Start of Provided data
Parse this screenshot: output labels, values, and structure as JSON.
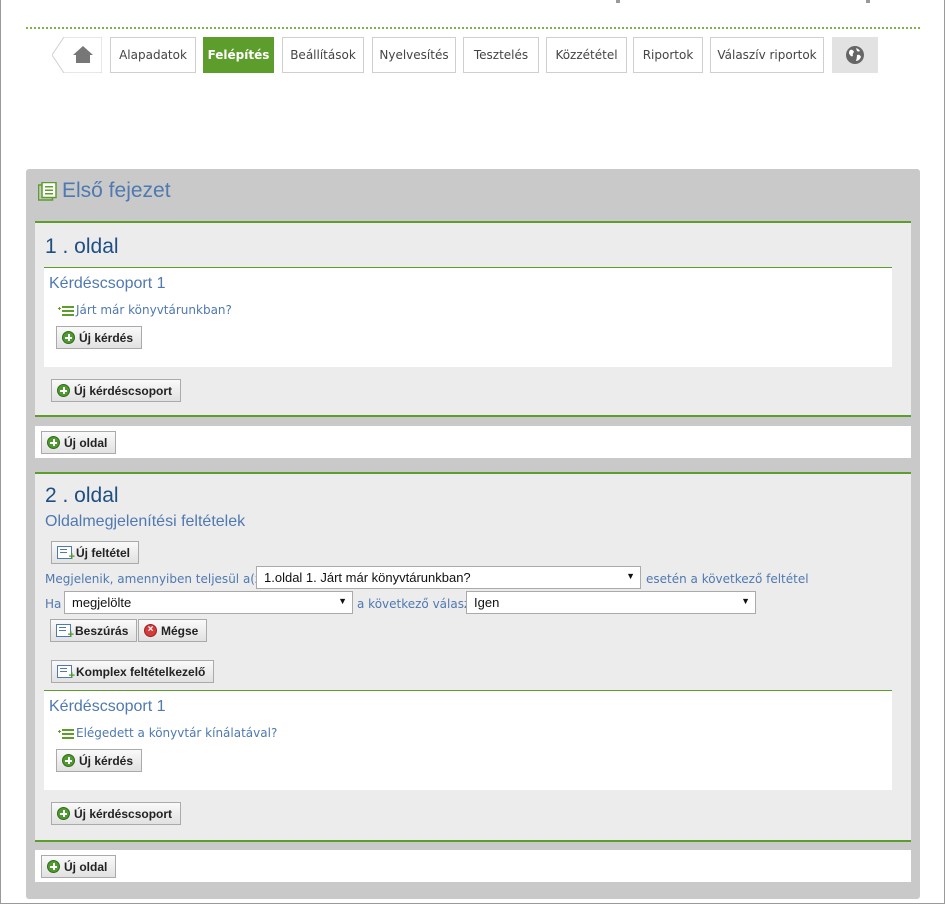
{
  "nav": {
    "tabs": [
      {
        "label": "Alapadatok",
        "active": false
      },
      {
        "label": "Felépítés",
        "active": true
      },
      {
        "label": "Beállítások",
        "active": false
      },
      {
        "label": "Nyelvesítés",
        "active": false
      },
      {
        "label": "Tesztelés",
        "active": false
      },
      {
        "label": "Közzététel",
        "active": false
      },
      {
        "label": "Riportok",
        "active": false
      },
      {
        "label": "Válaszív riportok",
        "active": false
      }
    ],
    "home_icon": "home-icon",
    "globe_icon": "globe-icon"
  },
  "colors": {
    "accent": "#5c9d2c",
    "link": "#4f79b0",
    "panel": "#c9c9c9"
  },
  "chapter": {
    "title": "Első fejezet",
    "pages": [
      {
        "title": "1 . oldal",
        "group": {
          "title": "Kérdéscsoport 1",
          "question": "Járt már könyvtárunkban?",
          "new_question": "Új kérdés"
        },
        "new_group": "Új kérdéscsoport"
      },
      {
        "title": "2 . oldal",
        "conditions_title": "Oldalmegjelenítési feltételek",
        "new_condition": "Új feltétel",
        "condition_prefix": "Megjelenik, amennyiben teljesül a(z)",
        "condition_question_select": "1.oldal 1. Járt már könyvtárunkban?",
        "condition_suffix": "esetén a következő feltétel",
        "if_label": "Ha",
        "state_select": "megjelölte",
        "answer_label": "a következő válasz",
        "answer_select": "Igen",
        "insert": "Beszúrás",
        "cancel": "Mégse",
        "complex": "Komplex feltételkezelő",
        "group": {
          "title": "Kérdéscsoport 1",
          "question": "Elégedett a könyvtár kínálatával?",
          "new_question": "Új kérdés"
        },
        "new_group": "Új kérdéscsoport"
      }
    ],
    "new_page": "Új oldal"
  }
}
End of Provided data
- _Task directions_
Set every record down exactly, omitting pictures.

- _Expected answer_
Parse this screenshot: output labels, values, and structure as JSON.
{
  "nav": {
    "tabs": [
      {
        "label": "Alapadatok",
        "active": false
      },
      {
        "label": "Felépítés",
        "active": true
      },
      {
        "label": "Beállítások",
        "active": false
      },
      {
        "label": "Nyelvesítés",
        "active": false
      },
      {
        "label": "Tesztelés",
        "active": false
      },
      {
        "label": "Közzététel",
        "active": false
      },
      {
        "label": "Riportok",
        "active": false
      },
      {
        "label": "Válaszív riportok",
        "active": false
      }
    ],
    "home_icon": "home-icon",
    "globe_icon": "globe-icon"
  },
  "colors": {
    "accent": "#5c9d2c",
    "link": "#4f79b0",
    "panel": "#c9c9c9"
  },
  "chapter": {
    "title": "Első fejezet",
    "pages": [
      {
        "title": "1 . oldal",
        "group": {
          "title": "Kérdéscsoport 1",
          "question": "Járt már könyvtárunkban?",
          "new_question": "Új kérdés"
        },
        "new_group": "Új kérdéscsoport"
      },
      {
        "title": "2 . oldal",
        "conditions_title": "Oldalmegjelenítési feltételek",
        "new_condition": "Új feltétel",
        "condition_prefix": "Megjelenik, amennyiben teljesül a(z)",
        "condition_question_select": "1.oldal 1. Járt már könyvtárunkban?",
        "condition_suffix": "esetén a következő feltétel",
        "if_label": "Ha",
        "state_select": "megjelölte",
        "answer_label": "a következő válasz",
        "answer_select": "Igen",
        "insert": "Beszúrás",
        "cancel": "Mégse",
        "complex": "Komplex feltételkezelő",
        "group": {
          "title": "Kérdéscsoport 1",
          "question": "Elégedett a könyvtár kínálatával?",
          "new_question": "Új kérdés"
        },
        "new_group": "Új kérdéscsoport"
      }
    ],
    "new_page": "Új oldal"
  }
}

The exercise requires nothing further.